A frustrated writer, an institutionalised woman, an eccentric and at once a notorious and captivating figure of 20th century Australia, Bee Miles is fascinatingly detailed in Rose Ellis’ meticulously researched biography.
Born into an affluent Sydney family, Bee Miles grew up in a milieu of rationalism. Her father taught her to distrust authority, which may have backfired as Miles did not trust his own. She wrote poetry about her commitment to atheism and got in trouble at school in the 1920s for her views on conscription and Australia’s defeat at Gallipoli.
In her late teens, Miles became sick with a condition known as encephalitis lethargica, obscure today but epidemic at the time. She was cleared to study at university, but soon after forged a life in and out of psychiatric facilities and prison. She would jump on and off moving trams, hitchhike rides around the country, and get into scuffles with taxi drivers. She was supported on a tiny allowance upon her father’s death (much less than her siblings got in the will), and money she could make via gambling and Shakespeare recitals. She was homeless, though never without books, throughout most of her adult life.
The story of Bee Miles is also a cultural history that traces attitudes towards women, mental health and the ways we define “acceptable behaviour”. Miles was a woman who was bashed by her father for not pointing his mug handle at the correct angle towards him, a woman who was ordered to pay a fine for poking her tongue out at a lorry driver, a woman who sued her father for beating her and who was, in turn, sued by him for insulting him and being annoying, a woman declared “insane” for tram fare evasion and having a messy bedroom. Ellis crafts a picture of Miles that is vivid and resilient, strikingly joyful – a woman who can’t help being herself amid the condemnation of her family, doctors and judges.
From her depth of research into her protagonist’s life, Ellis questions the reasoning of those that would detain her. Twentieth century psychiatry blamed Miles for her inability to capitulate to social standards and “parental control”, diagnosing her with “congenital moral defect”. Meanwhile, the myth that circulated in the press was that Miles over-studied herself to madness. Ellis points to the issues of a repressive society, a difficult father and her encephalitis (which can result in long-term impulsivity) as more likely causes.
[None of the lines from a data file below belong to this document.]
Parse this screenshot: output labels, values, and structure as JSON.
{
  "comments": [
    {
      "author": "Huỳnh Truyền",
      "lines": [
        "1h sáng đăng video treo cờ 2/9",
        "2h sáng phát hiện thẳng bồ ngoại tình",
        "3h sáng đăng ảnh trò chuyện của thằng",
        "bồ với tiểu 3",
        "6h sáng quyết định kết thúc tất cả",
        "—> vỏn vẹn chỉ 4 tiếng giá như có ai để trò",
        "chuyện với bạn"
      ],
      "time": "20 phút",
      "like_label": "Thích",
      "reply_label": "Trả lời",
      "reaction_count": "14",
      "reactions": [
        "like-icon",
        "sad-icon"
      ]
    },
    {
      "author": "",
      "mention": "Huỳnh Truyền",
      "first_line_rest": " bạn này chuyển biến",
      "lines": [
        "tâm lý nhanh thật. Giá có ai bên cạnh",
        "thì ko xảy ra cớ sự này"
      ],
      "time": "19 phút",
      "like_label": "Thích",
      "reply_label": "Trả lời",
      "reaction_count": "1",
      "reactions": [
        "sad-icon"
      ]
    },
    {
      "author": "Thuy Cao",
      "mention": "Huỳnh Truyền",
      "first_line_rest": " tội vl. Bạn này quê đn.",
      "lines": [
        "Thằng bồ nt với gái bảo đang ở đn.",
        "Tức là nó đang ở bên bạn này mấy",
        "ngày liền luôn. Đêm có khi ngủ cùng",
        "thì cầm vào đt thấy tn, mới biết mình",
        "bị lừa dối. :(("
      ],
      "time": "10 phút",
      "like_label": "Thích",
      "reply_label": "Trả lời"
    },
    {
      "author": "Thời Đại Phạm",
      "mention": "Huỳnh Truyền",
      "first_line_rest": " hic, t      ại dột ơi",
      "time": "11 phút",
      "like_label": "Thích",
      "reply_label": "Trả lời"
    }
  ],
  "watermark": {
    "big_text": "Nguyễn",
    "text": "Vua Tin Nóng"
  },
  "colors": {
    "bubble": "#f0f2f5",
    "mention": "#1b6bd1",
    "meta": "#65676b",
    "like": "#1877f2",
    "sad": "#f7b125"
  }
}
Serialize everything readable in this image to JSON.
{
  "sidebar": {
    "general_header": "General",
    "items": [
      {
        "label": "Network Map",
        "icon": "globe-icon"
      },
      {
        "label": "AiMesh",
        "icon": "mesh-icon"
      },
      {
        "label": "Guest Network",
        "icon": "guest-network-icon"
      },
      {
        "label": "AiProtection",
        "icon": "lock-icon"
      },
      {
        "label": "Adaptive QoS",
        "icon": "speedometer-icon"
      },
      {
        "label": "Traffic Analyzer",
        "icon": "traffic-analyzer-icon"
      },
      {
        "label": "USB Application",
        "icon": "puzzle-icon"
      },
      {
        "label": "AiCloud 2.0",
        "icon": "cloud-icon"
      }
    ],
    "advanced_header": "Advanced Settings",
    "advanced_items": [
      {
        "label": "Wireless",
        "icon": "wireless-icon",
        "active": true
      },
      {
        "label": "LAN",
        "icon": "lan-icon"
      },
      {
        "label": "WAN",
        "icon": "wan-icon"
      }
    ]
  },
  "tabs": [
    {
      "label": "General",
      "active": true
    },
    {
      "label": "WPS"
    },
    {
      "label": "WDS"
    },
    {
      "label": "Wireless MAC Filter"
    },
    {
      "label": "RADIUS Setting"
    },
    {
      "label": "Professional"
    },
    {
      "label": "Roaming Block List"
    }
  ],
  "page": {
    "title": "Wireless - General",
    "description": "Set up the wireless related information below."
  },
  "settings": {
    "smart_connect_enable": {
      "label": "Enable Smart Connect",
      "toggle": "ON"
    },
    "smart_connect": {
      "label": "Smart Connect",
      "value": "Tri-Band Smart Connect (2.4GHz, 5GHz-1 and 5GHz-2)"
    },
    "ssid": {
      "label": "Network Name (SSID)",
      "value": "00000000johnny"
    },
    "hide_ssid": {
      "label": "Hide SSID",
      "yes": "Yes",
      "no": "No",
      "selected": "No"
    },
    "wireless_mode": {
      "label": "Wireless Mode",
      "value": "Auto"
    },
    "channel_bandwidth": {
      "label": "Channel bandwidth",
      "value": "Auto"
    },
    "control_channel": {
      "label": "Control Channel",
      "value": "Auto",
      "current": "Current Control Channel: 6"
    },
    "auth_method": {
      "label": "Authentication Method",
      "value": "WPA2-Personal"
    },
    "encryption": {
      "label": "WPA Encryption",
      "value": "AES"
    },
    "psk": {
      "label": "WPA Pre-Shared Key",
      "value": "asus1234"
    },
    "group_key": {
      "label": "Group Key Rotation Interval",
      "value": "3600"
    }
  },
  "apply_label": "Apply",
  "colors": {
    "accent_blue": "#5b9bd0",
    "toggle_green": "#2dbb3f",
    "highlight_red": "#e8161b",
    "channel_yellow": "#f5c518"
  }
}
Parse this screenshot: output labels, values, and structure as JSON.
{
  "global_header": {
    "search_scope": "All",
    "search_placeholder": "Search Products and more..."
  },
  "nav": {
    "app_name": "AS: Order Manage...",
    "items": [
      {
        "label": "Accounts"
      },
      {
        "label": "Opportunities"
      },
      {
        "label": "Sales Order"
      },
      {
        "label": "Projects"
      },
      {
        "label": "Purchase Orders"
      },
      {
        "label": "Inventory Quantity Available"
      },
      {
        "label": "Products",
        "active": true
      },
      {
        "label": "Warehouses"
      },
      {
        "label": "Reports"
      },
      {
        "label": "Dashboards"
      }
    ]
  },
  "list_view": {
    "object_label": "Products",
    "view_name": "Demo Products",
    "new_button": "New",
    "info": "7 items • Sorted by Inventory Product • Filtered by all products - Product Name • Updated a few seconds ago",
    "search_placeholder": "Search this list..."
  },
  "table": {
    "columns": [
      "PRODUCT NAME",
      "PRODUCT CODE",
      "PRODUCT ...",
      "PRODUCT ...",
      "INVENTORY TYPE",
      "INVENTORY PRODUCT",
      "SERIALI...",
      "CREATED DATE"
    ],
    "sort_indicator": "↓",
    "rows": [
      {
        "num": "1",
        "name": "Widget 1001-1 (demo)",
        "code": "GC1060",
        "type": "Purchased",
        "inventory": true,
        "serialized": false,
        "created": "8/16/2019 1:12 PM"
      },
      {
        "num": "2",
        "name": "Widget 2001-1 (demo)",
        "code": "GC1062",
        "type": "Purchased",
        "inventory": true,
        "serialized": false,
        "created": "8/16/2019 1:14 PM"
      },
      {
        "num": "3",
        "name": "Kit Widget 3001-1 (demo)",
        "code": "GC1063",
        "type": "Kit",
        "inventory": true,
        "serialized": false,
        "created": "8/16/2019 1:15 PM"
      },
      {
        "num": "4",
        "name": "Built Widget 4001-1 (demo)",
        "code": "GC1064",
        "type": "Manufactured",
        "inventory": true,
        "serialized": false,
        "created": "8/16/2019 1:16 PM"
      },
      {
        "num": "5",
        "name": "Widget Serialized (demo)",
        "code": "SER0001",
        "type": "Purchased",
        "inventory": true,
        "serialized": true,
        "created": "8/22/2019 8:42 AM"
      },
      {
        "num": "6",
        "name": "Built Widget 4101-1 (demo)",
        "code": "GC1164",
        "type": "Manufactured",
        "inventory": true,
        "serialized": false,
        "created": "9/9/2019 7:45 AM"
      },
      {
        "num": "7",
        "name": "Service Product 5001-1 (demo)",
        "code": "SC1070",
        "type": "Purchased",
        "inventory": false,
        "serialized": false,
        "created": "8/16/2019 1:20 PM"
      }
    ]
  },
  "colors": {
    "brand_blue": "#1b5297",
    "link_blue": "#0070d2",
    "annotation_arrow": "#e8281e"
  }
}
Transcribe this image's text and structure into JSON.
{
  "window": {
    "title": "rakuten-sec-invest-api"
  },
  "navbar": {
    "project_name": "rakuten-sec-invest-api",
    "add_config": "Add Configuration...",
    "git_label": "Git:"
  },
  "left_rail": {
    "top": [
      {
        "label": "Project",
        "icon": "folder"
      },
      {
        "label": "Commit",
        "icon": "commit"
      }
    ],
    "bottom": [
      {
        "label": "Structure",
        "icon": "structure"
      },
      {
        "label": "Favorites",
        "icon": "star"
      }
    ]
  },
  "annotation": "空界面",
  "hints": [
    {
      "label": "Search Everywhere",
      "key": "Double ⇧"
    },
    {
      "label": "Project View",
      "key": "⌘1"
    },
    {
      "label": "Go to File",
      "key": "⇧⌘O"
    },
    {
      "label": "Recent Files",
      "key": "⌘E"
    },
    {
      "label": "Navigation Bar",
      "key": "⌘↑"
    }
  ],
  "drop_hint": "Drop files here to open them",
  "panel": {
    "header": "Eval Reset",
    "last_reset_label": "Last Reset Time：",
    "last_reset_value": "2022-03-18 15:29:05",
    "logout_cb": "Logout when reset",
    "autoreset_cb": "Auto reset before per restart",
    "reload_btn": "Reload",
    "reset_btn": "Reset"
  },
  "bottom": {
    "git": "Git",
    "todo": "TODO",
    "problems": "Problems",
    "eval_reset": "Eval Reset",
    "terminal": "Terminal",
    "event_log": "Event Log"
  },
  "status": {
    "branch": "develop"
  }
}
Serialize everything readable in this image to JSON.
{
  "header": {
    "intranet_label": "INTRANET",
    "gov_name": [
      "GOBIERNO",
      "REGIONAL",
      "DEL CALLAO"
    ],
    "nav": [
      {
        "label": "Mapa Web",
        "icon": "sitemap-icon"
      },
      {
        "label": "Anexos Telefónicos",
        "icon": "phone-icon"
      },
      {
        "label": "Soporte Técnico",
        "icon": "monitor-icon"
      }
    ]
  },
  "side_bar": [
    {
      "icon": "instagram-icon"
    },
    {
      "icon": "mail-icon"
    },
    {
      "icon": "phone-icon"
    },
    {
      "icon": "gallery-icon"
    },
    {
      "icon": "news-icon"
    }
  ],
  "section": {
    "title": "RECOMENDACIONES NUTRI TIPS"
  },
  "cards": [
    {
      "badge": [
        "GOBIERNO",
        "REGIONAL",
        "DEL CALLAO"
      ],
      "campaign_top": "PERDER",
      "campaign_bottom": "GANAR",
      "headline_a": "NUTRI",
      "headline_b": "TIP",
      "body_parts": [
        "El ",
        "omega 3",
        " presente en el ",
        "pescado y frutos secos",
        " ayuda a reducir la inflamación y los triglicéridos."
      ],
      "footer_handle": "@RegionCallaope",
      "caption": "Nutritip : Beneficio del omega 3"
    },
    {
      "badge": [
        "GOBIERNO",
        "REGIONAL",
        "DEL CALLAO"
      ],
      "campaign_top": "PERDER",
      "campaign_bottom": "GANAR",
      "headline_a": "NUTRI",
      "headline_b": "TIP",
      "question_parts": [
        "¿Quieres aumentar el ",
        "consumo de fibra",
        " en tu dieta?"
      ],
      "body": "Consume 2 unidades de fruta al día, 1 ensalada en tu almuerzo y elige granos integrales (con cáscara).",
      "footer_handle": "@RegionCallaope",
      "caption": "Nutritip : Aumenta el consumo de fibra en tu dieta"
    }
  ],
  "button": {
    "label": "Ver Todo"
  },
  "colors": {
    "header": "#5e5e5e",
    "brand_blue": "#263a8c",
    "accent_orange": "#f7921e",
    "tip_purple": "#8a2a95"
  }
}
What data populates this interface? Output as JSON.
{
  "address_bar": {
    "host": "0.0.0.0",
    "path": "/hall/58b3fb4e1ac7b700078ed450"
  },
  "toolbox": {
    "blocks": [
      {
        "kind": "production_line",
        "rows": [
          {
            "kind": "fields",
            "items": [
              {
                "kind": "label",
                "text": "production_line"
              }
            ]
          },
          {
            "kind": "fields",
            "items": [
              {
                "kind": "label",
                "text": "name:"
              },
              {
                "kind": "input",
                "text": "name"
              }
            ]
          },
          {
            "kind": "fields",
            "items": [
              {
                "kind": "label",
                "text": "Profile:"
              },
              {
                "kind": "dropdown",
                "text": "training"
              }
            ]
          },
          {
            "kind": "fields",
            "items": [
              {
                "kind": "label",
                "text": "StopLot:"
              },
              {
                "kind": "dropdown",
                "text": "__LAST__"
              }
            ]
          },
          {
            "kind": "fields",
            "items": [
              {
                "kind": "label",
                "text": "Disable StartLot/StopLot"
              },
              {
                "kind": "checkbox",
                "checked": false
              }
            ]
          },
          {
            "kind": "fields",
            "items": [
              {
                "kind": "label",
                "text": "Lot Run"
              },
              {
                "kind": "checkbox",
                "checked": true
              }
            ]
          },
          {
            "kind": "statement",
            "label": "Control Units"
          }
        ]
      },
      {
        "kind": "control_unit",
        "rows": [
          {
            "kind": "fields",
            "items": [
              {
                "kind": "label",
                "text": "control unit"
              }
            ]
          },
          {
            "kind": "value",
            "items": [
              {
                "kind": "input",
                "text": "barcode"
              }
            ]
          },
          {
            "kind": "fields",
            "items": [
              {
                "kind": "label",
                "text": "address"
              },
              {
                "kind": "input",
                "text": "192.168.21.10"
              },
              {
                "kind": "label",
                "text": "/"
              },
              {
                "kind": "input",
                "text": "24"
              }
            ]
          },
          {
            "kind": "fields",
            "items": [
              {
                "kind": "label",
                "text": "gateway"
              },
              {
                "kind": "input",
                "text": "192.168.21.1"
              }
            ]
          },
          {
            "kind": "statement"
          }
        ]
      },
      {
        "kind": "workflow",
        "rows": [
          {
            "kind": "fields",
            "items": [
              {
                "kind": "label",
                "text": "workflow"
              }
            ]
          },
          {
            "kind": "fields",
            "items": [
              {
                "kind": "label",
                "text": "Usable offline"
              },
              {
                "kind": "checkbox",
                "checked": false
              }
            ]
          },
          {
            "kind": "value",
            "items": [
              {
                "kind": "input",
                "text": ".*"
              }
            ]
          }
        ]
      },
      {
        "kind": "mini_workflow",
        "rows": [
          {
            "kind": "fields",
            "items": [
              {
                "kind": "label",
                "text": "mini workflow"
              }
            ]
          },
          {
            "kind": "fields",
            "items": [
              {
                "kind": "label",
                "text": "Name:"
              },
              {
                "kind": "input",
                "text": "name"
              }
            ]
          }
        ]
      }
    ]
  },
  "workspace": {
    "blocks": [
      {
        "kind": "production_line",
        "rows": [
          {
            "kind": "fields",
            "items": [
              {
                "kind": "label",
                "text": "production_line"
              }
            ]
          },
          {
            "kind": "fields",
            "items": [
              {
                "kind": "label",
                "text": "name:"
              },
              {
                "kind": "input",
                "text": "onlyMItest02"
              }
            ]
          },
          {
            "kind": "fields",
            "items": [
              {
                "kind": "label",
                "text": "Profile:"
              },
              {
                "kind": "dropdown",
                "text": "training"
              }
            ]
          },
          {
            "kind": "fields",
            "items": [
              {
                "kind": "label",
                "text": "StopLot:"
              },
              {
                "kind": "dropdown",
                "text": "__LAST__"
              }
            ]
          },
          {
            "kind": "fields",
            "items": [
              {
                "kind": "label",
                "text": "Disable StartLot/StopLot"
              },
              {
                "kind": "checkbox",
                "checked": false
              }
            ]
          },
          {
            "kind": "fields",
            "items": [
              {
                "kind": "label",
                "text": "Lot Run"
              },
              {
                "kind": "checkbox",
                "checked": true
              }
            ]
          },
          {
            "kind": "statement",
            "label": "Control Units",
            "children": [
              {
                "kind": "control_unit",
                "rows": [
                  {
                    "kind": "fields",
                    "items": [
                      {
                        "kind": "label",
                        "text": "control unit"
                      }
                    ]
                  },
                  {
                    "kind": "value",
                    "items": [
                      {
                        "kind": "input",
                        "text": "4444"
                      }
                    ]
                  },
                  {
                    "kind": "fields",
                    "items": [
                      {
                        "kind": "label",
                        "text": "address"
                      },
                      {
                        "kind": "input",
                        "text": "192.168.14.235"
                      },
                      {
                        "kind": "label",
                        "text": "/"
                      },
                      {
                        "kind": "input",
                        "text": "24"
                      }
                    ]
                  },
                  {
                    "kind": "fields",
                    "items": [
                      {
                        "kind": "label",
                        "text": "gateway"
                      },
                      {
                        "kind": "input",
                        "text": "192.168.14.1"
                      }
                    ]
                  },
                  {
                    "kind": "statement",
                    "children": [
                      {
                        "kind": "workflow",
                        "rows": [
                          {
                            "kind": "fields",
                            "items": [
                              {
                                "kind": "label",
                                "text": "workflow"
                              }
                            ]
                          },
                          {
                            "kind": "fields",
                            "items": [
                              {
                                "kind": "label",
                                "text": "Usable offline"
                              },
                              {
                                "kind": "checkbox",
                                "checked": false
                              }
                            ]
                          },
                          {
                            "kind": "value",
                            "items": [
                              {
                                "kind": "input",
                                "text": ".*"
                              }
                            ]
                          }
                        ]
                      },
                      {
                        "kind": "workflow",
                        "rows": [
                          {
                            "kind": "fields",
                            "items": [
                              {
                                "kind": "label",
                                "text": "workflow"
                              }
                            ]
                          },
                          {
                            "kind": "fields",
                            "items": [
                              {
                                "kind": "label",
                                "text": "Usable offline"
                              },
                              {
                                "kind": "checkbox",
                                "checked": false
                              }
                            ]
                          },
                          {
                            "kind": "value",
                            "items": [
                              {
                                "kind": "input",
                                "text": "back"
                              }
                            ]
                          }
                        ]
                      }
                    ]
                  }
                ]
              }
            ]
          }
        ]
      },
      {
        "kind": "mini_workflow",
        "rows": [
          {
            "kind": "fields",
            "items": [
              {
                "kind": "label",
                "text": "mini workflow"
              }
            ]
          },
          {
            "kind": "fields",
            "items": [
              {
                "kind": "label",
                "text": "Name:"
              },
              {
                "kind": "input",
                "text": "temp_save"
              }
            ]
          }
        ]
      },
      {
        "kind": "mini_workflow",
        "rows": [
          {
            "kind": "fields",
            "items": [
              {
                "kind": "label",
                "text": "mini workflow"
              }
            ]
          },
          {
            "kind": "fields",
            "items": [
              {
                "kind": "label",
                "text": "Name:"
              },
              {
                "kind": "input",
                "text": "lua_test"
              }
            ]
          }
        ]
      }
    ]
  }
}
This results in a deeper, more nuanced account that embraces Miles for the person she was.
Bee Miles, Rose Ellis
Publisher: Allen & Unwin
Publication Date: 29 August 2023